____ DATA RECORDS
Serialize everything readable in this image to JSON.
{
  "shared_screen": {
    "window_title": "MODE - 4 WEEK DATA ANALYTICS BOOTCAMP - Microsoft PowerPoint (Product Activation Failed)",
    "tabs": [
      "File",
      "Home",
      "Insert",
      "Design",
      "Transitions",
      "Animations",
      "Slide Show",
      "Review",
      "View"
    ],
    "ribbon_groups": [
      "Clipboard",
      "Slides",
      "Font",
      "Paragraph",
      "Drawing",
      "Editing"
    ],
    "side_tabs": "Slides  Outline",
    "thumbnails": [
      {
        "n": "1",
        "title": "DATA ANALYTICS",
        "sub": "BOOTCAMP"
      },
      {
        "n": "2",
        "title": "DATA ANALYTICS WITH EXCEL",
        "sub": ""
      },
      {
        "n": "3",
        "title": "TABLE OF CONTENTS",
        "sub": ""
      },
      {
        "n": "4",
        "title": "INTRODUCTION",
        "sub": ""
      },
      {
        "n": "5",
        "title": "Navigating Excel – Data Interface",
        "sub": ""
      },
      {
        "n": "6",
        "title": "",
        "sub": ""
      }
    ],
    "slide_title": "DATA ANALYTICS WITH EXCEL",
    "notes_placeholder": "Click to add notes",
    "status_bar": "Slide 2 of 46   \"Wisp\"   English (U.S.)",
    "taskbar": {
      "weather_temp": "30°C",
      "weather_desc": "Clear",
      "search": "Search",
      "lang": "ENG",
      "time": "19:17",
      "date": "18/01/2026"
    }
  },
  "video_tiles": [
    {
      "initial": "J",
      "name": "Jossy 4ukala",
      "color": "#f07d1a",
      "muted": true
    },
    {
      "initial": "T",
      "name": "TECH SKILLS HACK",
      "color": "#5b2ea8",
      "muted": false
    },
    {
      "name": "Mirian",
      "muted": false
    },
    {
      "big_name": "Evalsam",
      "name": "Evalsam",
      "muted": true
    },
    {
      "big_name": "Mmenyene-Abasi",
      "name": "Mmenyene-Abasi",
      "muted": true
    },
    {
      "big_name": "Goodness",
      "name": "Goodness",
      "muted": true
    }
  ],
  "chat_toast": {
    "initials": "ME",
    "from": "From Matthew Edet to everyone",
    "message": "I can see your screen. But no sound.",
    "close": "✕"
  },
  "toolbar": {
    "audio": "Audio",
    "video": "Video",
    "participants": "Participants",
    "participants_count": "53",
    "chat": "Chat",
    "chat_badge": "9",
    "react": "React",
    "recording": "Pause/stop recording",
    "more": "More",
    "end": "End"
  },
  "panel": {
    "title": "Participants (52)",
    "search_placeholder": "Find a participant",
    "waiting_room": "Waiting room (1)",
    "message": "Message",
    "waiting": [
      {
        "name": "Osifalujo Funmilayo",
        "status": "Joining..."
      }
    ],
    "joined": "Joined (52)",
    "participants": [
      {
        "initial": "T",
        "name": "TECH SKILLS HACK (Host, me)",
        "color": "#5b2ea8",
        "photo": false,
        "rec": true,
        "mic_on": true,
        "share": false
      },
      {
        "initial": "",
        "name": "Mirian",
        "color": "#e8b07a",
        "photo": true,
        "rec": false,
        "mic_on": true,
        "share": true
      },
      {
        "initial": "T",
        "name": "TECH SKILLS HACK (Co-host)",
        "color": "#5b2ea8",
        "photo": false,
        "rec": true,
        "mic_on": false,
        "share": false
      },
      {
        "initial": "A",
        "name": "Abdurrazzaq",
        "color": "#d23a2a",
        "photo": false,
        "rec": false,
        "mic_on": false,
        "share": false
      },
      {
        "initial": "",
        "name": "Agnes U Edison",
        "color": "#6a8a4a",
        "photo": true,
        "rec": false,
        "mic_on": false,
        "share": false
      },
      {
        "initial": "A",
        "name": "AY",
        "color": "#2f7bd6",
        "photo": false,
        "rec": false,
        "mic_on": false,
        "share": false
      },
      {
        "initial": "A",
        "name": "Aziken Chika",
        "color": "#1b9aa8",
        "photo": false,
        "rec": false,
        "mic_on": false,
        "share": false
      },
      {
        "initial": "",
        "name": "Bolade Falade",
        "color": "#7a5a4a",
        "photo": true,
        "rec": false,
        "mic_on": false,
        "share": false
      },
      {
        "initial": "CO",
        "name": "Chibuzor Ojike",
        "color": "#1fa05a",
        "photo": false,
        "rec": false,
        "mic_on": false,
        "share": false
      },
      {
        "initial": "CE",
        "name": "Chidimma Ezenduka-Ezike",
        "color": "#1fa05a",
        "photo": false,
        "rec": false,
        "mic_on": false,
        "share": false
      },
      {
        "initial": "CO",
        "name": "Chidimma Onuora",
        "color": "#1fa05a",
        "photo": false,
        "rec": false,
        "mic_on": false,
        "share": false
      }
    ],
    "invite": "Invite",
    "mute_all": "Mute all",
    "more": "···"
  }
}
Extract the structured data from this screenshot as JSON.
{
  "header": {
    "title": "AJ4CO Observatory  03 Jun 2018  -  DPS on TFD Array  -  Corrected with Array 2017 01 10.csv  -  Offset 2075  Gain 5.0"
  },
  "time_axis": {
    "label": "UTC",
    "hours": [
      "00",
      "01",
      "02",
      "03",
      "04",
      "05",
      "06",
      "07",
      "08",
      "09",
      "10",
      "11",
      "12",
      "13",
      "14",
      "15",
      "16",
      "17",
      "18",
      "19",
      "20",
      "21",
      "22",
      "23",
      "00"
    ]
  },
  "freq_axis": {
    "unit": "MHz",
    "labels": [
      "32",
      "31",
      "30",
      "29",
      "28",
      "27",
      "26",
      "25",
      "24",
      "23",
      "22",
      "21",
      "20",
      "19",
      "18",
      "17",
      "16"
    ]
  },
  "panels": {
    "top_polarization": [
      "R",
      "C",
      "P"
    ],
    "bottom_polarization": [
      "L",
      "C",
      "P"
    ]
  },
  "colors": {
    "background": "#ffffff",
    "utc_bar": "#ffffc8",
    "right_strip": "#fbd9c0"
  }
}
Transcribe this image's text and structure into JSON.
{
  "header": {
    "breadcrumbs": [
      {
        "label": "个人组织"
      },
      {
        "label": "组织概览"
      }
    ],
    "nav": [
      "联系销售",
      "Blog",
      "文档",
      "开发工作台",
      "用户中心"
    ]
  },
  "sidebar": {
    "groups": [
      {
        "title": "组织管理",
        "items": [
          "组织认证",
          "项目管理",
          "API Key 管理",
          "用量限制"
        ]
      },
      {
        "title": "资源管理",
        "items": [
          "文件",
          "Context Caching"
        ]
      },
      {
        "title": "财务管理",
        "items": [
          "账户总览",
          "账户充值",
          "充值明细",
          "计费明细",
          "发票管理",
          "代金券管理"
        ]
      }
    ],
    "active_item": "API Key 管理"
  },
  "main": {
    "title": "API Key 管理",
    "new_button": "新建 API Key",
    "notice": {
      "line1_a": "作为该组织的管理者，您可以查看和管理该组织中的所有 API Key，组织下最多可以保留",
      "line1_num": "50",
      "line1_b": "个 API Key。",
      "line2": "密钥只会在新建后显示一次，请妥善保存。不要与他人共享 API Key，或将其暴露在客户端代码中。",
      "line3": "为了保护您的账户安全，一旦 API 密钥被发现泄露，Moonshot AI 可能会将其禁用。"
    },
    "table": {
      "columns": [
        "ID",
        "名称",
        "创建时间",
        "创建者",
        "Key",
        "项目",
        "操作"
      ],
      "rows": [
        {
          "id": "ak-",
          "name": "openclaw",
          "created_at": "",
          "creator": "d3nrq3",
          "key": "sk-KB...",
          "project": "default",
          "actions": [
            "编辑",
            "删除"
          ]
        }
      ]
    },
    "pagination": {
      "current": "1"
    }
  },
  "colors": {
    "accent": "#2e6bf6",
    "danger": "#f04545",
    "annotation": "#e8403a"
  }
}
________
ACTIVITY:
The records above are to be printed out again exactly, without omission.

RESULT OF THE TASK:
Serialize everything readable in this image to JSON.
{
  "shared_screen": {
    "window_title": "MODE - 4 WEEK DATA ANALYTICS BOOTCAMP - Microsoft PowerPoint (Product Activation Failed)",
    "tabs": [
      "File",
      "Home",
      "Insert",
      "Design",
      "Transitions",
      "Animations",
      "Slide Show",
      "Review",
      "View"
    ],
    "ribbon_groups": [
      "Clipboard",
      "Slides",
      "Font",
      "Paragraph",
      "Drawing",
      "Editing"
    ],
    "side_tabs": "Slides  Outline",
    "thumbnails": [
      {
        "n": "1",
        "title": "DATA ANALYTICS",
        "sub": "BOOTCAMP"
      },
      {
        "n": "2",
        "title": "DATA ANALYTICS WITH EXCEL",
        "sub": ""
      },
      {
        "n": "3",
        "title": "TABLE OF CONTENTS",
        "sub": ""
      },
      {
        "n": "4",
        "title": "INTRODUCTION",
        "sub": ""
      },
      {
        "n": "5",
        "title": "Navigating Excel – Data Interface",
        "sub": ""
      },
      {
        "n": "6",
        "title": "",
        "sub": ""
      }
    ],
    "slide_title": "DATA ANALYTICS WITH EXCEL",
    "notes_placeholder": "Click to add notes",
    "status_bar": "Slide 2 of 46   \"Wisp\"   English (U.S.)",
    "taskbar": {
      "weather_temp": "30°C",
      "weather_desc": "Clear",
      "search": "Search",
      "lang": "ENG",
      "time": "19:17",
      "date": "18/01/2026"
    }
  },
  "video_tiles": [
    {
      "initial": "J",
      "name": "Jossy 4ukala",
      "color": "#f07d1a",
      "muted": true
    },
    {
      "initial": "T",
      "name": "TECH SKILLS HACK",
      "color": "#5b2ea8",
      "muted": false
    },
    {
      "name": "Mirian",
      "muted": false
    },
    {
      "big_name": "Evalsam",
      "name": "Evalsam",
      "muted": true
    },
    {
      "big_name": "Mmenyene-Abasi",
      "name": "Mmenyene-Abasi",
      "muted": true
    },
    {
      "big_name": "Goodness",
      "name": "Goodness",
      "muted": true
    }
  ],
  "chat_toast": {
    "initials": "ME",
    "from": "From Matthew Edet to everyone",
    "message": "I can see your screen. But no sound.",
    "close": "✕"
  },
  "toolbar": {
    "audio": "Audio",
    "video": "Video",
    "participants": "Participants",
    "participants_count": "53",
    "chat": "Chat",
    "chat_badge": "9",
    "react": "React",
    "recording": "Pause/stop recording",
    "more": "More",
    "end": "End"
  },
  "panel": {
    "title": "Participants (52)",
    "search_placeholder": "Find a participant",
    "waiting_room": "Waiting room (1)",
    "message": "Message",
    "waiting": [
      {
        "name": "Osifalujo Funmilayo",
        "status": "Joining..."
      }
    ],
    "joined": "Joined (52)",
    "participants": [
      {
        "initial": "T",
        "name": "TECH SKILLS HACK (Host, me)",
        "color": "#5b2ea8",
        "photo": false,
        "rec": true,
        "mic_on": true,
        "share": false
      },
      {
        "initial": "",
        "name": "Mirian",
        "color": "#e8b07a",
        "photo": true,
        "rec": false,
        "mic_on": true,
        "share": true
      },
      {
        "initial": "T",
        "name": "TECH SKILLS HACK (Co-host)",
        "color": "#5b2ea8",
        "photo": false,
        "rec": true,
        "mic_on": false,
        "share": false
      },
      {
        "initial": "A",
        "name": "Abdurrazzaq",
        "color": "#d23a2a",
        "photo": false,
        "rec": false,
        "mic_on": false,
        "share": false
      },
      {
        "initial": "",
        "name": "Agnes U Edison",
        "color": "#6a8a4a",
        "photo": true,
        "rec": false,
        "mic_on": false,
        "share": false
      },
      {
        "initial": "A",
        "name": "AY",
        "color": "#2f7bd6",
        "photo": false,
        "rec": false,
        "mic_on": false,
        "share": false
      },
      {
        "initial": "A",
        "name": "Aziken Chika",
        "color": "#1b9aa8",
        "photo": false,
        "rec": false,
        "mic_on": false,
        "share": false
      },
      {
        "initial": "",
        "name": "Bolade Falade",
        "color": "#7a5a4a",
        "photo": true,
        "rec": false,
        "mic_on": false,
        "share": false
      },
      {
        "initial": "CO",
        "name": "Chibuzor Ojike",
        "color": "#1fa05a",
        "photo": false,
        "rec": false,
        "mic_on": false,
        "share": false
      },
      {
        "initial": "CE",
        "name": "Chidimma Ezenduka-Ezike",
        "color": "#1fa05a",
        "photo": false,
        "rec": false,
        "mic_on": false,
        "share": false
      },
      {
        "initial": "CO",
        "name": "Chidimma Onuora",
        "color": "#1fa05a",
        "photo": false,
        "rec": false,
        "mic_on": false,
        "share": false
      }
    ],
    "invite": "Invite",
    "mute_all": "Mute all",
    "more": "···"
  }
}
Extract the structured data from this screenshot as JSON.
{
  "header": {
    "title": "AJ4CO Observatory  03 Jun 2018  -  DPS on TFD Array  -  Corrected with Array 2017 01 10.csv  -  Offset 2075  Gain 5.0"
  },
  "time_axis": {
    "label": "UTC",
    "hours": [
      "00",
      "01",
      "02",
      "03",
      "04",
      "05",
      "06",
      "07",
      "08",
      "09",
      "10",
      "11",
      "12",
      "13",
      "14",
      "15",
      "16",
      "17",
      "18",
      "19",
      "20",
      "21",
      "22",
      "23",
      "00"
    ]
  },
  "freq_axis": {
    "unit": "MHz",
    "labels": [
      "32",
      "31",
      "30",
      "29",
      "28",
      "27",
      "26",
      "25",
      "24",
      "23",
      "22",
      "21",
      "20",
      "19",
      "18",
      "17",
      "16"
    ]
  },
  "panels": {
    "top_polarization": [
      "R",
      "C",
      "P"
    ],
    "bottom_polarization": [
      "L",
      "C",
      "P"
    ]
  },
  "colors": {
    "background": "#ffffff",
    "utc_bar": "#ffffc8",
    "right_strip": "#fbd9c0"
  }
}
Transcribe this image's text and structure into JSON.
{
  "header": {
    "breadcrumbs": [
      {
        "label": "个人组织"
      },
      {
        "label": "组织概览"
      }
    ],
    "nav": [
      "联系销售",
      "Blog",
      "文档",
      "开发工作台",
      "用户中心"
    ]
  },
  "sidebar": {
    "groups": [
      {
        "title": "组织管理",
        "items": [
          "组织认证",
          "项目管理",
          "API Key 管理",
          "用量限制"
        ]
      },
      {
        "title": "资源管理",
        "items": [
          "文件",
          "Context Caching"
        ]
      },
      {
        "title": "财务管理",
        "items": [
          "账户总览",
          "账户充值",
          "充值明细",
          "计费明细",
          "发票管理",
          "代金券管理"
        ]
      }
    ],
    "active_item": "API Key 管理"
  },
  "main": {
    "title": "API Key 管理",
    "new_button": "新建 API Key",
    "notice": {
      "line1_a": "作为该组织的管理者，您可以查看和管理该组织中的所有 API Key，组织下最多可以保留",
      "line1_num": "50",
      "line1_b": "个 API Key。",
      "line2": "密钥只会在新建后显示一次，请妥善保存。不要与他人共享 API Key，或将其暴露在客户端代码中。",
      "line3": "为了保护您的账户安全，一旦 API 密钥被发现泄露，Moonshot AI 可能会将其禁用。"
    },
    "table": {
      "columns": [
        "ID",
        "名称",
        "创建时间",
        "创建者",
        "Key",
        "项目",
        "操作"
      ],
      "rows": [
        {
          "id": "ak-",
          "name": "openclaw",
          "created_at": "",
          "creator": "d3nrq3",
          "key": "sk-KB...",
          "project": "default",
          "actions": [
            "编辑",
            "删除"
          ]
        }
      ]
    },
    "pagination": {
      "current": "1"
    }
  },
  "colors": {
    "accent": "#2e6bf6",
    "danger": "#f04545",
    "annotation": "#e8403a"
  }
}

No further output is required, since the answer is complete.